▶ **TO DO**: In the following listing, find the lines containing "пользователи" and report them.

▶ **SOURCE MATERIAL**:
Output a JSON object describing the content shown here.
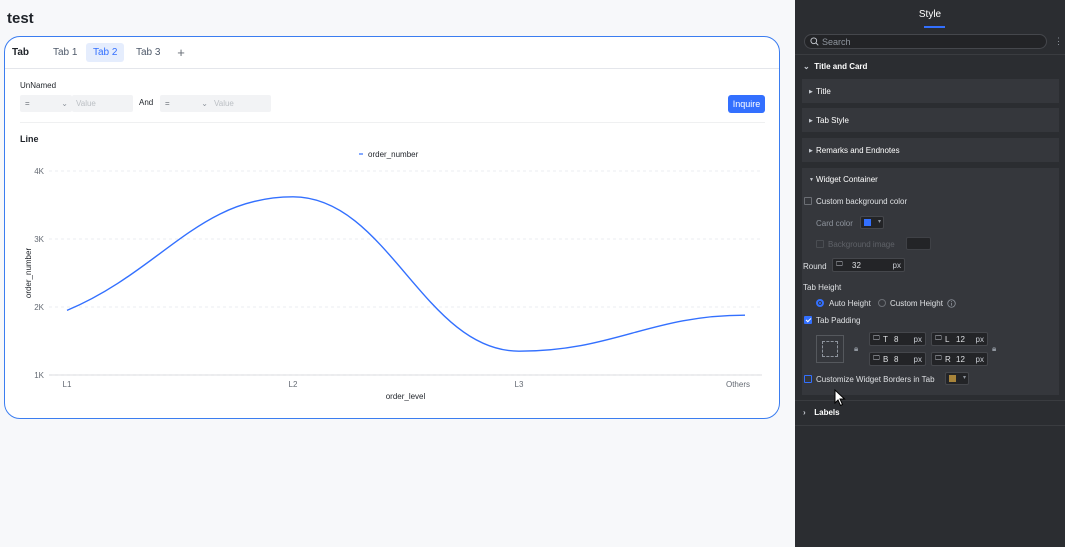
{
  "page": {
    "title": "test"
  },
  "tabs": {
    "title": "Tab",
    "items": [
      {
        "label": "Tab 1",
        "active": false
      },
      {
        "label": "Tab 2",
        "active": true
      },
      {
        "label": "Tab 3",
        "active": false
      }
    ],
    "add_label": "+"
  },
  "filter": {
    "label": "UnNamed",
    "op1": "=",
    "value1_placeholder": "Value",
    "and_label": "And",
    "op2": "=",
    "value2_placeholder": "Value",
    "inquire_label": "Inquire"
  },
  "chart_data": {
    "type": "line",
    "title": "Line",
    "categories": [
      "L1",
      "L2",
      "L3",
      "Others"
    ],
    "series": [
      {
        "name": "order_number",
        "values": [
          1950,
          3620,
          1350,
          1880
        ],
        "color": "#3370ff"
      }
    ],
    "xlabel": "order_level",
    "ylabel": "order_number",
    "ylim": [
      1000,
      4000
    ],
    "yticks": [
      {
        "value": 1000,
        "label": "1K"
      },
      {
        "value": 2000,
        "label": "2K"
      },
      {
        "value": 3000,
        "label": "3K"
      },
      {
        "value": 4000,
        "label": "4K"
      }
    ],
    "smooth": true,
    "grid": true,
    "legend_position": "top-center"
  },
  "panel": {
    "title": "Style",
    "search_placeholder": "Search",
    "group_title": "Title and Card",
    "sections": {
      "title": "Title",
      "tab_style": "Tab Style",
      "remarks": "Remarks and Endnotes",
      "widget_container": "Widget Container"
    },
    "widget": {
      "custom_bg_label": "Custom background color",
      "card_color_label": "Card color",
      "card_color": "#3370ff",
      "bg_image_label": "Background image",
      "round_label": "Round",
      "round_value": "32",
      "round_unit": "px",
      "tab_height_label": "Tab Height",
      "auto_height_label": "Auto Height",
      "custom_height_label": "Custom Height",
      "tab_padding_label": "Tab Padding",
      "pad_t_label": "T",
      "pad_t_value": "8",
      "pad_l_label": "L",
      "pad_l_value": "12",
      "pad_b_label": "B",
      "pad_b_value": "8",
      "pad_r_label": "R",
      "pad_r_value": "12",
      "pad_unit": "px",
      "borders_label": "Customize Widget Borders in Tab",
      "border_color": "#a8843a"
    },
    "labels_section": "Labels"
  },
  "colors": {
    "accent": "#3370ff",
    "card_border": "#3b7df0",
    "panel_bg": "#2b2d31",
    "section_bg": "#35373c"
  }
}
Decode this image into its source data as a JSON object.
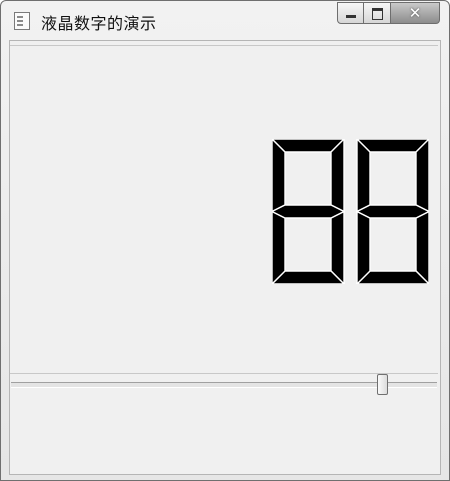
{
  "window": {
    "title": "液晶数字的演示",
    "app_icon": "app-window-icon",
    "buttons": {
      "minimize": "minimize-icon",
      "maximize": "maximize-icon",
      "close": "close-icon",
      "close_glyph": "✕"
    }
  },
  "lcd": {
    "value": "88",
    "digits": 2,
    "segment_style": "outline",
    "color": "#000000"
  },
  "slider": {
    "value_fraction": 0.88,
    "orientation": "horizontal"
  },
  "colors": {
    "background": "#f0f0f0",
    "border": "#b5b5b5"
  }
}
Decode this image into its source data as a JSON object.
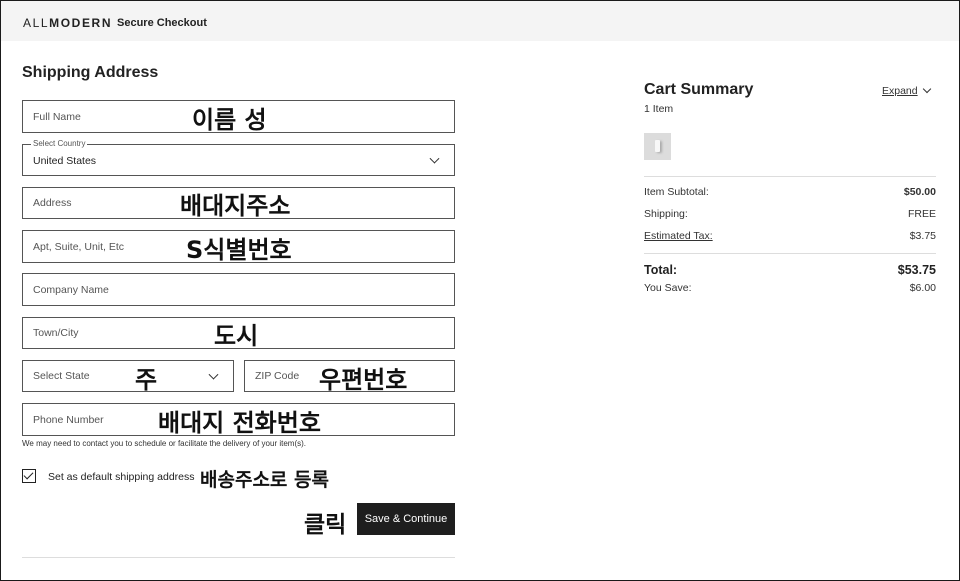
{
  "header": {
    "logo_light": "ALL",
    "logo_bold": "MODERN",
    "title": "Secure Checkout"
  },
  "shipping": {
    "title": "Shipping Address",
    "full_name": {
      "placeholder": "Full Name",
      "annotation": "이름 성"
    },
    "country": {
      "label": "Select Country",
      "value": "United States"
    },
    "address": {
      "placeholder": "Address",
      "annotation": "배대지주소"
    },
    "apt": {
      "placeholder": "Apt, Suite, Unit, Etc",
      "annotation": "S식별번호"
    },
    "company": {
      "placeholder": "Company Name"
    },
    "city": {
      "placeholder": "Town/City",
      "annotation": "도시"
    },
    "state": {
      "placeholder": "Select State",
      "annotation": "주"
    },
    "zip": {
      "placeholder": "ZIP Code",
      "annotation": "우편번호"
    },
    "phone": {
      "placeholder": "Phone Number",
      "annotation": "배대지 전화번호"
    },
    "helper_text": "We may need to contact you to schedule or facilitate the delivery of your item(s).",
    "default_checkbox": {
      "label": "Set as default shipping address",
      "checked": true,
      "annotation": "배송주소로 등록"
    },
    "save_button": {
      "label": "Save & Continue",
      "annotation": "클릭"
    }
  },
  "cart": {
    "title": "Cart Summary",
    "item_count": "1 Item",
    "expand_label": "Expand",
    "rows": [
      {
        "label": "Item Subtotal:",
        "value": "$50.00"
      },
      {
        "label": "Shipping:",
        "value": "FREE"
      },
      {
        "label": "Estimated Tax:",
        "value": "$3.75"
      }
    ],
    "total": {
      "label": "Total:",
      "value": "$53.75"
    },
    "savings": {
      "label": "You Save:",
      "value": "$6.00"
    }
  }
}
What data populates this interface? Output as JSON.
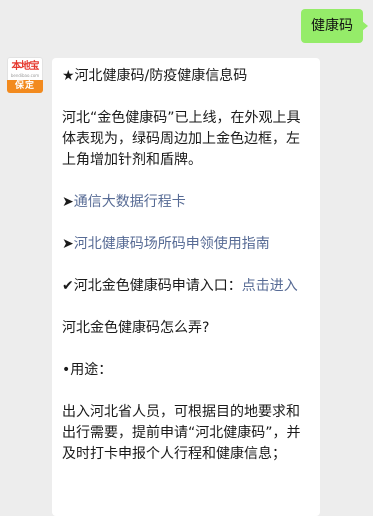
{
  "outgoing_message": {
    "text": "健康码"
  },
  "sender": {
    "logo_text": "本地宝",
    "logo_subtext": "bendibao.com",
    "logo_badge": "保定"
  },
  "incoming_message": {
    "title": "★河北健康码/防疫健康信息码",
    "intro": "河北“金色健康码”已上线，在外观上具体表现为，绿码周边加上金色边框，左上角增加针剂和盾牌。",
    "link1_arrow": "➤",
    "link1_text": "通信大数据行程卡",
    "link2_arrow": "➤",
    "link2_text": "河北健康码场所码申领使用指南",
    "entry_prefix": "✔河北金色健康码申请入口：",
    "entry_link": "点击进入",
    "question": "河北金色健康码怎么弄?",
    "usage_label": "•用途：",
    "usage_text": "出入河北省人员，可根据目的地要求和出行需要，提前申请“河北健康码”，并及时打卡申报个人行程和健康信息；"
  },
  "colors": {
    "background": "#ededed",
    "outgoing_bubble": "#95ec69",
    "incoming_bubble": "#ffffff",
    "link": "#576b95",
    "logo_red": "#e53a2f",
    "badge_orange": "#f28a1e"
  }
}
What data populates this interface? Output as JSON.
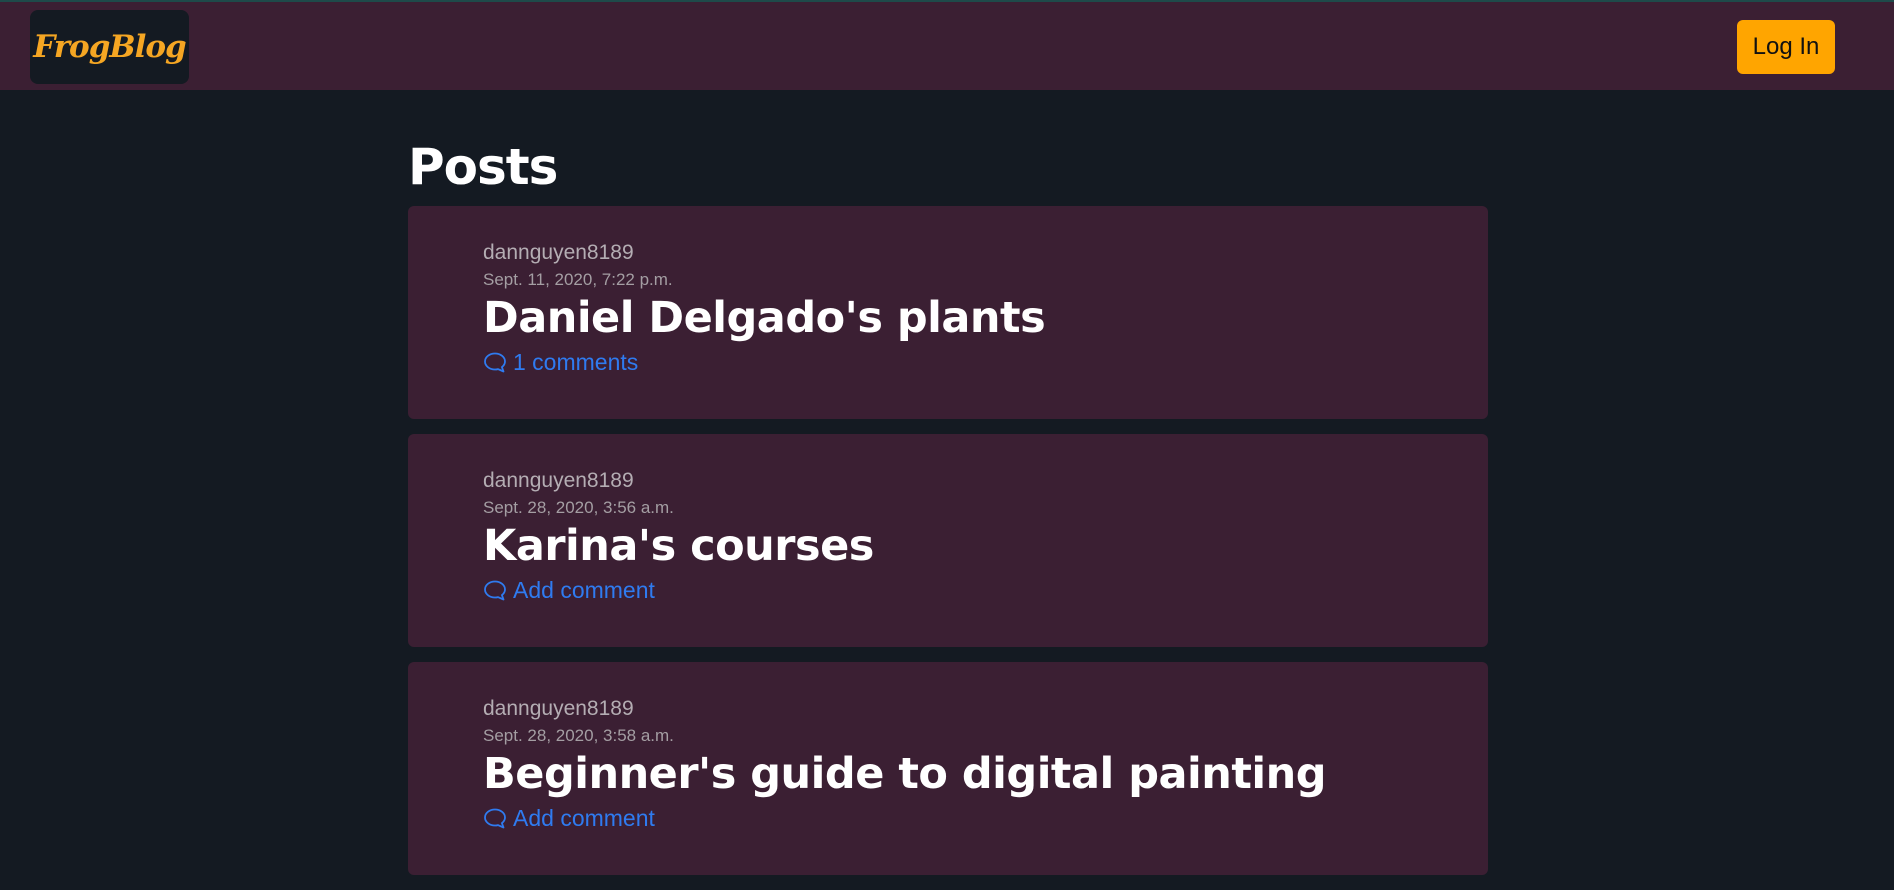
{
  "navbar": {
    "brand": "FrogBlog",
    "login_label": "Log In"
  },
  "main": {
    "title": "Posts",
    "posts": [
      {
        "author": "dannguyen8189",
        "date": "Sept. 11, 2020, 7:22 p.m.",
        "title": "Daniel Delgado's plants",
        "comments_label": "1 comments"
      },
      {
        "author": "dannguyen8189",
        "date": "Sept. 28, 2020, 3:56 a.m.",
        "title": "Karina's courses",
        "comments_label": "Add comment"
      },
      {
        "author": "dannguyen8189",
        "date": "Sept. 28, 2020, 3:58 a.m.",
        "title": "Beginner's guide to digital painting",
        "comments_label": "Add comment"
      }
    ]
  },
  "icons": {
    "comment": "speech-bubble-outline"
  },
  "colors": {
    "background": "#141a22",
    "navbar": "#3b1f33",
    "card": "#3b1f33",
    "brand": "#f5a623",
    "login_button": "#ffa500",
    "link": "#2f7bf0"
  }
}
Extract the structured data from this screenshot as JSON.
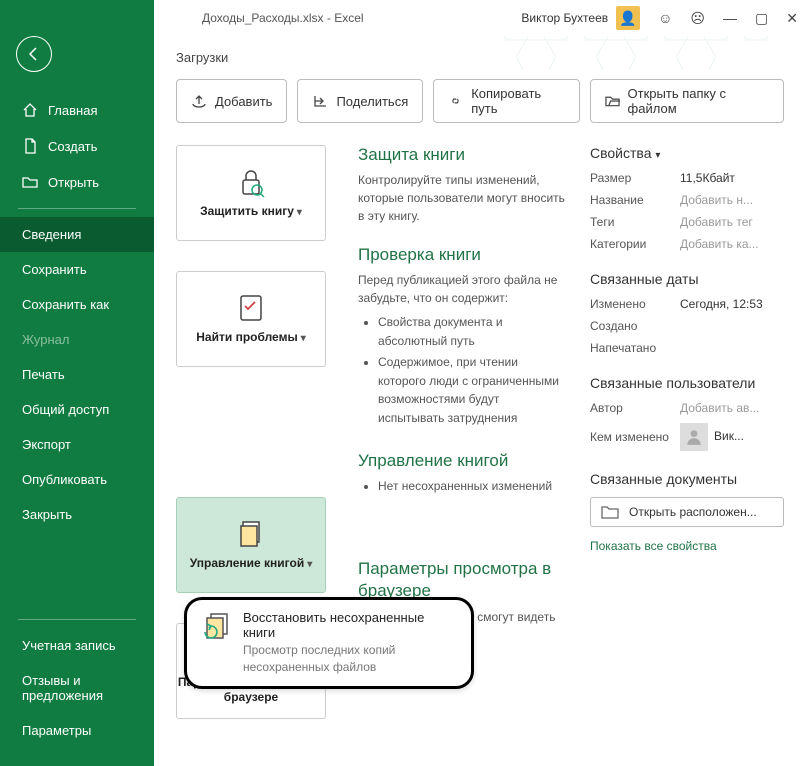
{
  "titlebar": {
    "document": "Доходы_Расходы.xlsx - Excel",
    "user": "Виктор Бухтеев"
  },
  "breadcrumb": "Загрузки",
  "sidebar": {
    "home": "Главная",
    "create": "Создать",
    "open": "Открыть",
    "info": "Сведения",
    "save": "Сохранить",
    "saveas": "Сохранить как",
    "history": "Журнал",
    "print": "Печать",
    "share": "Общий доступ",
    "export": "Экспорт",
    "publish": "Опубликовать",
    "close": "Закрыть",
    "account": "Учетная запись",
    "feedback": "Отзывы и предложения",
    "options": "Параметры"
  },
  "actions": {
    "add": "Добавить",
    "share": "Поделиться",
    "copypath": "Копировать путь",
    "openfolder": "Открыть папку с файлом"
  },
  "tiles": {
    "protect": "Защитить книгу",
    "inspect": "Найти проблемы",
    "manage": "Управление книгой",
    "browser": "Параметры просмотра в браузере"
  },
  "sections": {
    "protect": {
      "title": "Защита книги",
      "desc": "Контролируйте типы изменений, которые пользователи могут вносить в эту книгу."
    },
    "inspect": {
      "title": "Проверка книги",
      "desc": "Перед публикацией этого файла не забудьте, что он содержит:",
      "li1": "Свойства документа и абсолютный путь",
      "li2": "Содержимое, при чтении которого люди с ограниченными возможностями будут испытывать затруднения"
    },
    "manage": {
      "title": "Управление книгой",
      "li1": "Нет несохраненных изменений"
    },
    "browser": {
      "title": "Параметры просмотра в браузере",
      "desc": "Укажите, что именно смогут видеть пользователи при"
    }
  },
  "props": {
    "heading": "Свойства",
    "size_label": "Размер",
    "size": "11,5Кбайт",
    "title_label": "Название",
    "title_ph": "Добавить н...",
    "tags_label": "Теги",
    "tags_ph": "Добавить тег",
    "cat_label": "Категории",
    "cat_ph": "Добавить ка...",
    "dates_heading": "Связанные даты",
    "modified_label": "Изменено",
    "modified": "Сегодня, 12:53",
    "created_label": "Создано",
    "printed_label": "Напечатано",
    "users_heading": "Связанные пользователи",
    "author_label": "Автор",
    "author_ph": "Добавить ав...",
    "changedby_label": "Кем изменено",
    "changedby": "Вик...",
    "docs_heading": "Связанные документы",
    "openloc": "Открыть расположен...",
    "showall": "Показать все свойства"
  },
  "callout": {
    "title": "Восстановить несохраненные книги",
    "desc": "Просмотр последних копий несохраненных файлов"
  }
}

▶ **EXERCISE SOLUTION**:
      "desc": "Контролируйте типы изменений, которые пользователи могут вносить в эту книгу."
      "desc": "Укажите, что именно смогут видеть пользователи при"
    "users_heading": "Связанные пользователи",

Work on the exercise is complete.